|Directed by:||Jennifer Abbott, Mark Achbar|
|Written by:||Joel Bakan, Harold Crooks|
|Released:||September 2, 2004|
I’m a big fan of The Simpsons and one of my favourite lines is when Lisa goes to Homer – “but if you’re the police, then who will police the police?” The Corporation is an explosive documentary which looks at the seemingly limitless power that corporations have generated for themselves across the globe. You may be surprised to know that corporations didn’t come about until the 19th Century. They were heavily regulated, couldn’t borrow money, couldn’t own other corporations and were only allowed by the government if they were to provide a lasting service to the community.
How things have changed. In 1999, the Bolivian government (on advice from the World Bank) privatised the supply of water. This precious resource was now owned by a subsidiary of Bechtel, one of America’s leading corporations. Water rates subsequently doubled and it even became illegal for residents to capture rainwater in tanks. American shareholders were the winners. Bolivian families were the losers. The Corporation is a Canadian documentary which looks at the repercussions of capitalism and the unstoppable ascendancy of the modern day company. It’s undeniably fascinating and if you’re wondering why you haven’t heard some of these amazingly diverse stories before, you’ll soon find out. In the words of a leading Fox News executive to an investigative journalist - “we just paid 3 billion for these television stations – the news is what we say it is.”
This brilliant film does everything a good documentary should. It poses questions of the audience and leaves us continually thinking and questioning our beliefs. It’s provided at least two hours worth of conversation for me since I left the cinema last night. It acknowledges that corporations do have benefits but the ultimate goal is no longer to provide a service to the community, it is to increase shareholder value. In America each year, leading corporations are fined hundreds of millions of dollars by the government for breaches of environmental law. The problem with this is that it’s cheaper for corporations to pay these fines than to find more environmental friendly resources. And so, they continue to pollute the earth at a rapid rate and the share price stays healthy.
Each view will draw something different from the film but for me, it was a realisation that something needs to be done and so. We are plundering the earth’s resources at a rapid rate and if we continue to do so, little will be left for generations which follow. Unfortunately, governments are finding themselves less and less able to intervene in this problem. It is the corporations which control the government and not the other way around. In one interviewee’s words corporations are now the “high priests and reigning oligarchs of our system”. Governments of the world have privatised many basic services and continued to open barriers to free trade. What may be good economics has ramifications which are scarily going unnoticed.
I must sound like a political spokesman rambling on like this. I admit that I have believed in this topic for many years. Don’t think though that it is crazy propaganda designed to smear corporate high-flyers.

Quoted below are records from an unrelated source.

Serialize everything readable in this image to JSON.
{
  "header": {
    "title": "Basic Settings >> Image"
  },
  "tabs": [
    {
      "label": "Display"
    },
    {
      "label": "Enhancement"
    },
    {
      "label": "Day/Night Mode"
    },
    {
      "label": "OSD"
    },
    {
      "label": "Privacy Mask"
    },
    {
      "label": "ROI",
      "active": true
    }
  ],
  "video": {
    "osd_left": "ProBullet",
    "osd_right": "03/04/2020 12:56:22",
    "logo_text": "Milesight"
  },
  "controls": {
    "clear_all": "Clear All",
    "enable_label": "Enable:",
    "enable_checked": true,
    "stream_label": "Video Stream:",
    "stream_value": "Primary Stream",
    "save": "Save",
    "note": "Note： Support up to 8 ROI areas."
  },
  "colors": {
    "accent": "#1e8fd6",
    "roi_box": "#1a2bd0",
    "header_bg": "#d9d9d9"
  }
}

The film was placed 3rd by the audience at one of the world’s most prestigious showcases, the Toronto Film Festival, and was voted the best documentary by the audience at our own Brisbane International Film Festival. All I ask is that you see it for yourself and make up your own mind.